" The course, which spans two thirds of a semester, provides students with a research-inspired laboratory experience that introduces standard biochemical techniques in the context of investigating a current and exciting research topic, acquired resistance to the cancer drug Gleevec. Techniques include protein expression, purification, and gel analysis, PCR, site-directed mutagenesis, kinase activity assays, and protein structure viewing. This class is part of the new laboratory curriculum in the MIT Department of Chemistry. Undergraduate Research-Inspired Experimental Chemistry Alternatives (URIECA) introduces students to cutting edge research topics in a modular format. Acknowledgments Development of this course was funded through an HHMI Professors grant to Professor Catherine L. Drennan."
Biology is the science that studies life, but what exactly is life? This may sound like a silly question with an obvious response, but it is not always easy to define life. For example, a branch of biology called virology studies viruses, which exhibit some of the characteristics of living entities but lack others. It turns out that although viruses can attack living organisms, cause diseases, and even reproduce, they do not meet the criteria that biologists use to define life. Consequently, virologists are not biologists, strictly speaking. Similarly, some biologists study the early molecular evolution that gave rise to life; since the events that preceded life are not biological events, these scientists are also excluded from biology in the strict sense of the term. From its earliest beginnings, biology has restled with these questions: What are the shared properties that make something “alive”? And once we know something is alive, how do we find meaningful levels of organization in its structure?
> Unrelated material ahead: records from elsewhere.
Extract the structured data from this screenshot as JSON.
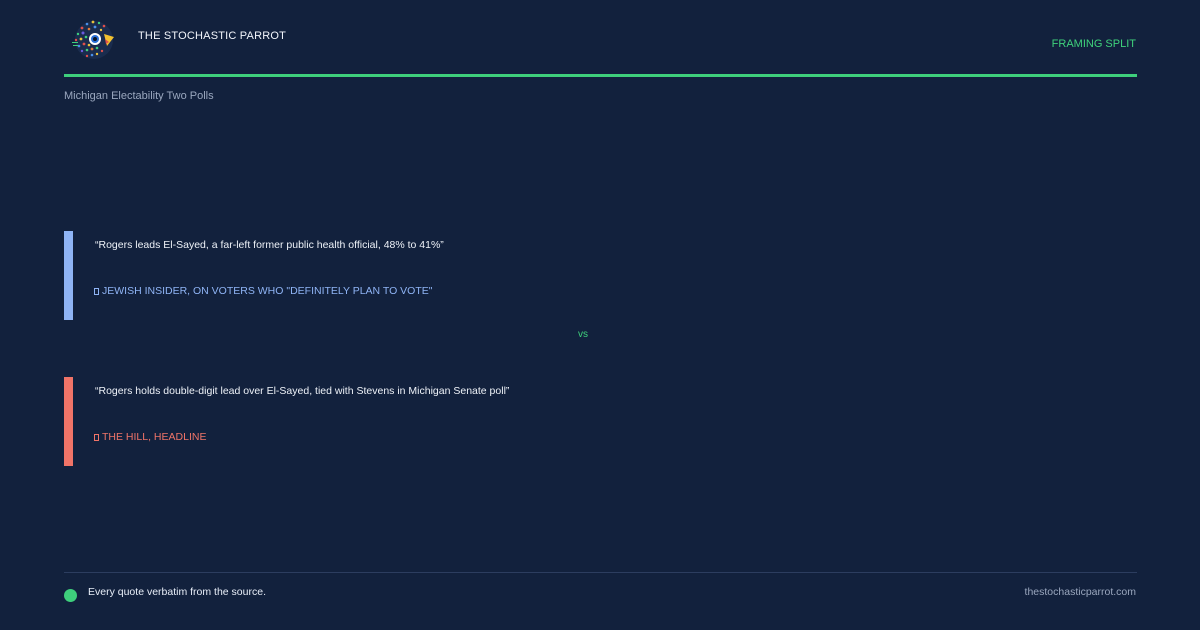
{
  "header": {
    "brand_name": "THE STOCHASTIC PARROT",
    "framing_tag": "FRAMING SPLIT",
    "logo_icon": "parrot-logo-icon",
    "accent_color": "#3ecf7c"
  },
  "subtitle": "Michigan Electability Two Polls",
  "quotes": [
    {
      "text": "“Rogers leads El-Sayed, a far-left former public health official, 48% to 41%”",
      "attribution": "JEWISH INSIDER, ON VOTERS WHO \"DEFINITELY PLAN TO VOTE\"",
      "color": "#8fb4f5"
    },
    {
      "text": "“Rogers holds double-digit lead over El-Sayed, tied with Stevens in Michigan Senate poll”",
      "attribution": "THE HILL, HEADLINE",
      "color": "#f07468"
    }
  ],
  "vs_label": "vs",
  "footer": {
    "note": "Every quote verbatim from the source.",
    "site": "thestochasticparrot.com"
  }
}
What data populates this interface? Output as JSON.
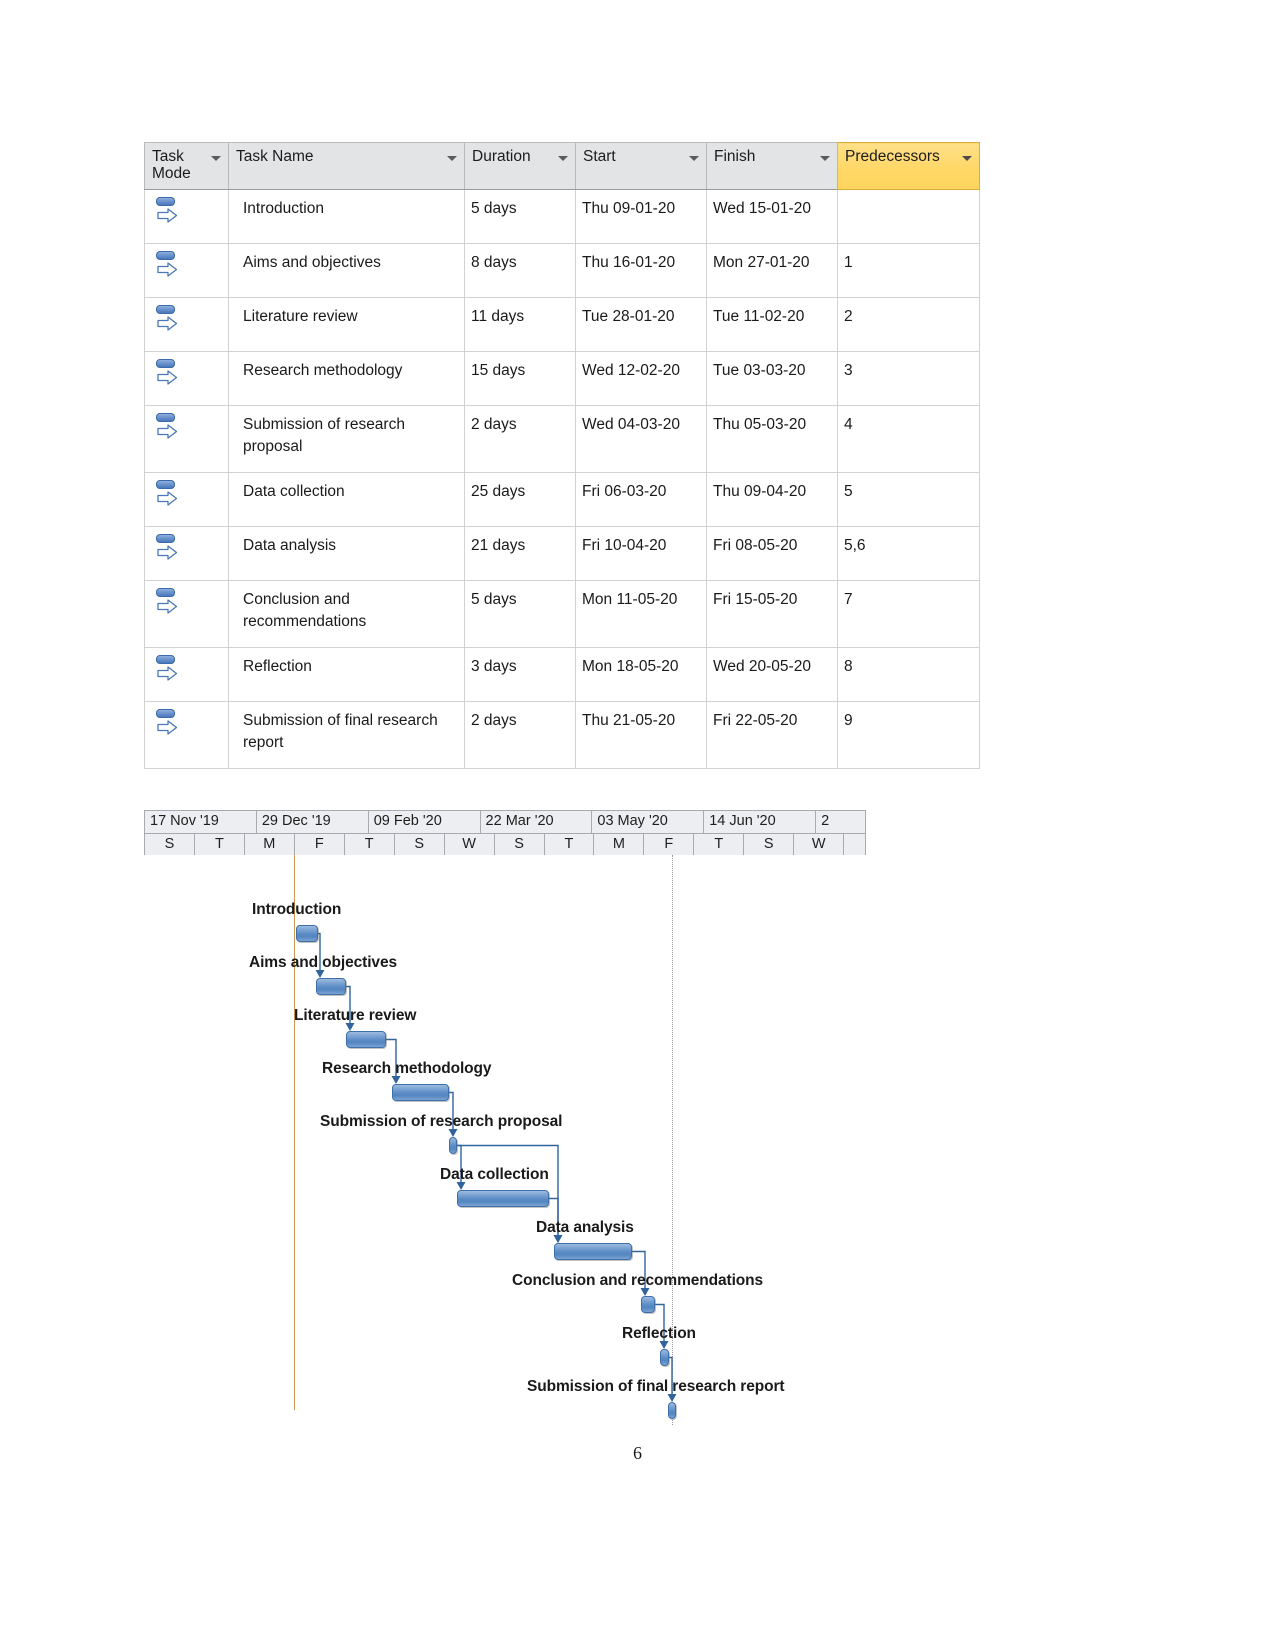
{
  "document": {
    "page_number": "6"
  },
  "task_table": {
    "columns": [
      {
        "key": "mode",
        "label": "Task Mode",
        "has_filter_arrow": true,
        "highlighted": false
      },
      {
        "key": "name",
        "label": "Task Name",
        "has_filter_arrow": true,
        "highlighted": false
      },
      {
        "key": "duration",
        "label": "Duration",
        "has_filter_arrow": true,
        "highlighted": false
      },
      {
        "key": "start",
        "label": "Start",
        "has_filter_arrow": true,
        "highlighted": false
      },
      {
        "key": "finish",
        "label": "Finish",
        "has_filter_arrow": true,
        "highlighted": false
      },
      {
        "key": "pred",
        "label": "Predecessors",
        "has_filter_arrow": true,
        "highlighted": true
      }
    ],
    "highlight_color": "#ffd766",
    "mode_icon": "manually-scheduled-icon",
    "rows": [
      {
        "name": "Introduction",
        "duration": "5 days",
        "start": "Thu 09-01-20",
        "finish": "Wed 15-01-20",
        "predecessors": ""
      },
      {
        "name": "Aims and objectives",
        "duration": "8 days",
        "start": "Thu 16-01-20",
        "finish": "Mon 27-01-20",
        "predecessors": "1"
      },
      {
        "name": "Literature review",
        "duration": "11 days",
        "start": "Tue 28-01-20",
        "finish": "Tue 11-02-20",
        "predecessors": "2"
      },
      {
        "name": "Research methodology",
        "duration": "15 days",
        "start": "Wed 12-02-20",
        "finish": "Tue 03-03-20",
        "predecessors": "3"
      },
      {
        "name": "Submission of research proposal",
        "duration": "2 days",
        "start": "Wed 04-03-20",
        "finish": "Thu 05-03-20",
        "predecessors": "4"
      },
      {
        "name": "Data collection",
        "duration": "25 days",
        "start": "Fri 06-03-20",
        "finish": "Thu 09-04-20",
        "predecessors": "5"
      },
      {
        "name": "Data analysis",
        "duration": "21 days",
        "start": "Fri 10-04-20",
        "finish": "Fri 08-05-20",
        "predecessors": "5,6"
      },
      {
        "name": "Conclusion and recommendations",
        "duration": "5 days",
        "start": "Mon 11-05-20",
        "finish": "Fri 15-05-20",
        "predecessors": "7"
      },
      {
        "name": "Reflection",
        "duration": "3 days",
        "start": "Mon 18-05-20",
        "finish": "Wed 20-05-20",
        "predecessors": "8"
      },
      {
        "name": "Submission of final research report",
        "duration": "2 days",
        "start": "Thu 21-05-20",
        "finish": "Fri 22-05-20",
        "predecessors": "9"
      }
    ]
  },
  "chart_data": {
    "type": "bar",
    "chart_kind": "gantt",
    "title": "",
    "xlabel": "",
    "ylabel": "",
    "grid": false,
    "legend": "none",
    "timeline": {
      "major_ticks": [
        "17 Nov '19",
        "29 Dec '19",
        "09 Feb '20",
        "22 Mar '20",
        "03 May '20",
        "14 Jun '20",
        "2"
      ],
      "minor_ticks": [
        "S",
        "T",
        "M",
        "F",
        "T",
        "S",
        "W",
        "S",
        "T",
        "M",
        "F",
        "T",
        "S",
        "W",
        ""
      ],
      "axis_range": [
        "17 Nov 2019",
        "Jun 2020"
      ]
    },
    "bars": [
      {
        "label": "Introduction",
        "start": "Thu 09-01-20",
        "finish": "Wed 15-01-20",
        "duration_days": 5
      },
      {
        "label": "Aims and objectives",
        "start": "Thu 16-01-20",
        "finish": "Mon 27-01-20",
        "duration_days": 8
      },
      {
        "label": "Literature review",
        "start": "Tue 28-01-20",
        "finish": "Tue 11-02-20",
        "duration_days": 11
      },
      {
        "label": "Research methodology",
        "start": "Wed 12-02-20",
        "finish": "Tue 03-03-20",
        "duration_days": 15
      },
      {
        "label": "Submission of research proposal",
        "start": "Wed 04-03-20",
        "finish": "Thu 05-03-20",
        "duration_days": 2
      },
      {
        "label": "Data collection",
        "start": "Fri 06-03-20",
        "finish": "Thu 09-04-20",
        "duration_days": 25
      },
      {
        "label": "Data analysis",
        "start": "Fri 10-04-20",
        "finish": "Fri 08-05-20",
        "duration_days": 21
      },
      {
        "label": "Conclusion and recommendations",
        "start": "Mon 11-05-20",
        "finish": "Fri 15-05-20",
        "duration_days": 5
      },
      {
        "label": "Reflection",
        "start": "Mon 18-05-20",
        "finish": "Wed 20-05-20",
        "duration_days": 3
      },
      {
        "label": "Submission of final research report",
        "start": "Thu 21-05-20",
        "finish": "Fri 22-05-20",
        "duration_days": 2
      }
    ],
    "bar_color": "#5d8cc6",
    "link_color": "#31639c"
  }
}
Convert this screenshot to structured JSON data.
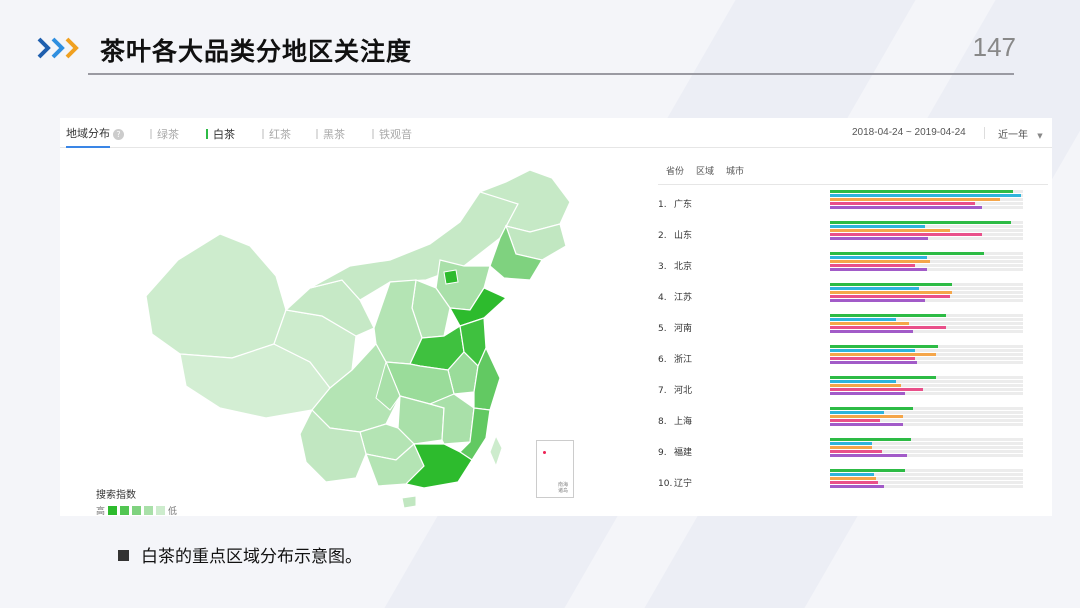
{
  "slide": {
    "title": "茶叶各大品类分地区关注度",
    "page_number": "147",
    "caption": "白茶的重点区域分布示意图。"
  },
  "panel": {
    "section_title": "地域分布",
    "help_icon": "question-circle-icon",
    "tabs": [
      {
        "label": "绿茶",
        "active": false
      },
      {
        "label": "白茶",
        "active": true
      },
      {
        "label": "红茶",
        "active": false
      },
      {
        "label": "黑茶",
        "active": false
      },
      {
        "label": "铁观音",
        "active": false
      }
    ],
    "date_range": "2018-04-24 ~ 2019-04-24",
    "period": "近一年",
    "period_icon": "caret-down-icon"
  },
  "legend": {
    "title": "搜索指数",
    "high": "高",
    "low": "低",
    "colors": [
      "#2dbb2d",
      "#52c652",
      "#7fd27f",
      "#a9e0a9",
      "#cdeccd"
    ]
  },
  "map": {
    "inset_label": "南海诸岛"
  },
  "ranking": {
    "headers": [
      "省份",
      "区域",
      "城市"
    ],
    "bar_colors": [
      "#2dbb45",
      "#2fb4dc",
      "#f5a64a",
      "#e9508a",
      "#a25bc8"
    ],
    "rows": [
      {
        "rank": "1.",
        "name": "广东",
        "bars": [
          0.95,
          0.99,
          0.88,
          0.75,
          0.79
        ]
      },
      {
        "rank": "2.",
        "name": "山东",
        "bars": [
          0.94,
          0.49,
          0.62,
          0.79,
          0.51
        ]
      },
      {
        "rank": "3.",
        "name": "北京",
        "bars": [
          0.8,
          0.5,
          0.52,
          0.44,
          0.5
        ]
      },
      {
        "rank": "4.",
        "name": "江苏",
        "bars": [
          0.63,
          0.46,
          0.63,
          0.62,
          0.49
        ]
      },
      {
        "rank": "5.",
        "name": "河南",
        "bars": [
          0.6,
          0.34,
          0.41,
          0.6,
          0.43
        ]
      },
      {
        "rank": "6.",
        "name": "浙江",
        "bars": [
          0.56,
          0.44,
          0.55,
          0.44,
          0.45
        ]
      },
      {
        "rank": "7.",
        "name": "河北",
        "bars": [
          0.55,
          0.34,
          0.37,
          0.48,
          0.39
        ]
      },
      {
        "rank": "8.",
        "name": "上海",
        "bars": [
          0.43,
          0.28,
          0.38,
          0.26,
          0.38
        ]
      },
      {
        "rank": "9.",
        "name": "福建",
        "bars": [
          0.42,
          0.22,
          0.22,
          0.27,
          0.4
        ]
      },
      {
        "rank": "10.",
        "name": "辽宁",
        "bars": [
          0.39,
          0.23,
          0.24,
          0.25,
          0.28
        ]
      }
    ]
  }
}
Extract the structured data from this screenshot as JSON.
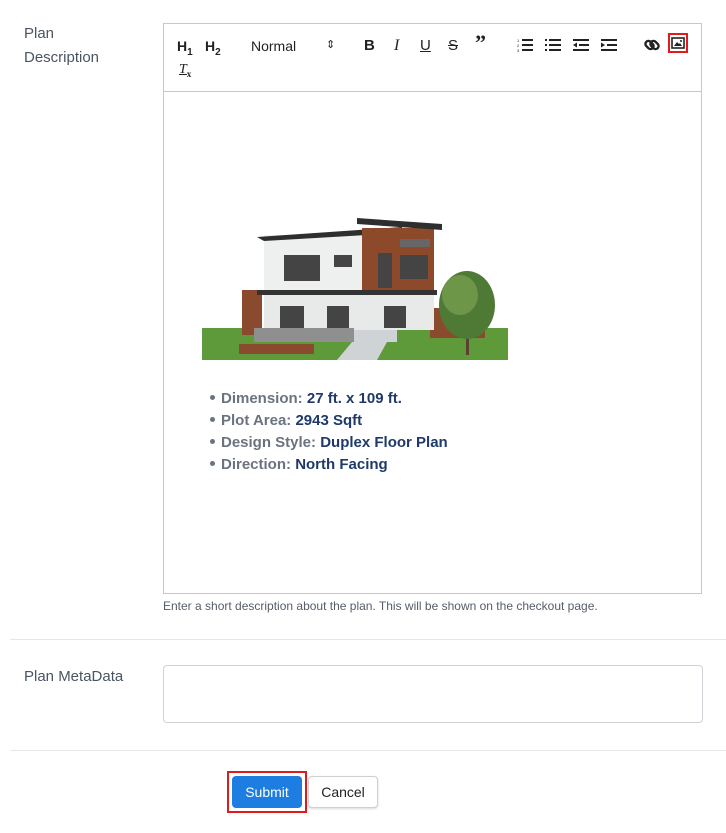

Biology is designed for multi-semester biology courses for science majors. It is grounded on an evolutionary basis and includes exciting features that highlight careers in the biological sciences and everyday applications of the concepts at hand. To meet the needs of today’s instructors and students, some content has been strategically condensed while maintaining the overall scope and coverage of traditional texts for this course. Instructors can customize the book, adapting it to the approach that works best in their classroom. Biology also includes an innovative art program that incorporates critical thinking and clicker questions to help students understand—and apply—key concepts.
This 18-minute video lesson looks at the the vocabulary of DNA: chromosomes, chromatids, chromatin, transcription, translation, and replication. [Biology playlist: Lesson 8 of 71].
By the end of this section, you will be able to:Explain how the structure of DNA reveals the replication processDescribe the Meselson and Stahl experiments
By the end of this section, you will be able to:Discuss the different types of mutations in DNAExplain DNA repair mechanisms